Perrottet yet to play pokie reform card

Dominic Perrottet says he is committed to cleaning up the multibillion dollar poker machine industry in NSW but has stopped short of committing to a timeline, saying more information is needed.

"I know everyone wants to get to an outcome yesterday, I accept that," the premier told reporters on Thursday.

He said he was seeking advice on technology needed to implement a cashless gaming card.

"I want to work with the industry to get to the end position of cashless gaming across our state."

It comes after weeks of pressure on the government to reform the industry, after the NSW Crime Commission found "billions of dollars of 'dirty' cash" were being poured into the state's poker machines every year.

The commission recommended introducing cashless gaming to minimise the proceeds of crime being laundered through pubs and clubs.

On Wednesday, Independent MP Alex Greenwich urged the government to commit to a three-year deadline for implementing the cards.

The premier held positive talks with ClubsNSW and the Australian Hotels Association (AHA) on Thursday to discuss a path forward.
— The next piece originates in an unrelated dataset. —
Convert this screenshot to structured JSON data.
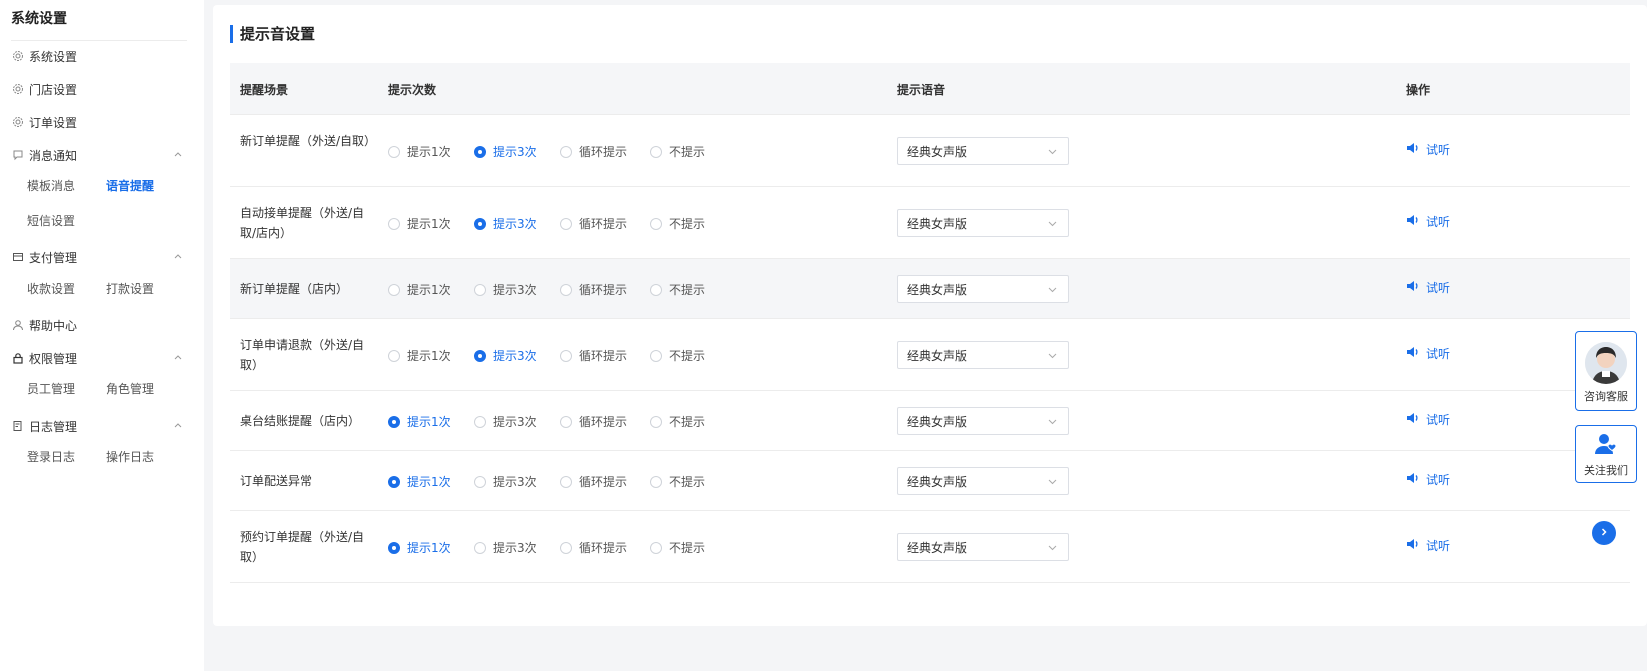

"The meeting was constructive and we look forward to continuing talks with the government," a spokesperson for AHA, which represents hotels and pubs, told AAP following the meeting.

ClubsNSW head Josh Landis is opposed to cashless gaming and has previously said the cards would not stop organised criminals laundering money.

Deputy Premier and Nationals Leader Paul Toole has broken ranks with the premier to oppose the card, saying the technology was not yet available.

The NSW Greens and Independent MP Helen Dalton joined Wesley Mission as well as community and religious organisations on Wednesday to demand reform of the industry before the March election.

The group accused the major parties of being reluctant to stand up to the influential gaming lobby, at the expense of gambling addicts.

Labor Leader Chris Minns offered his support to an expanded trial of a cashless gaming card, but wants businesses to be able to opt in.

"I want to make sure that these are common sense changes backed up by evidence," he said.

Meanwhile, outgoing government frontbencher Rob Stokes has given a scathing assessment of the club industry's ties to pokies.

"Gambling generates demonstrable social harm but ephemeral community benefit," he said in a speech to parliament on Wednesday.

"The community has had a gutful. We need to renegotiate the social contract with clubs to ensure the equation adds up to hope, not harm.

"We cannot hide from the uncomfortable truth that human misery is the financial lifeblood for many NSW clubs."

Mr Perrottet backed his MP, saying the state should not "be profiting off the misery of others".

"The NSW government receives significant tax revenue - when I was treasurer, I was uncomfortable with it," he said.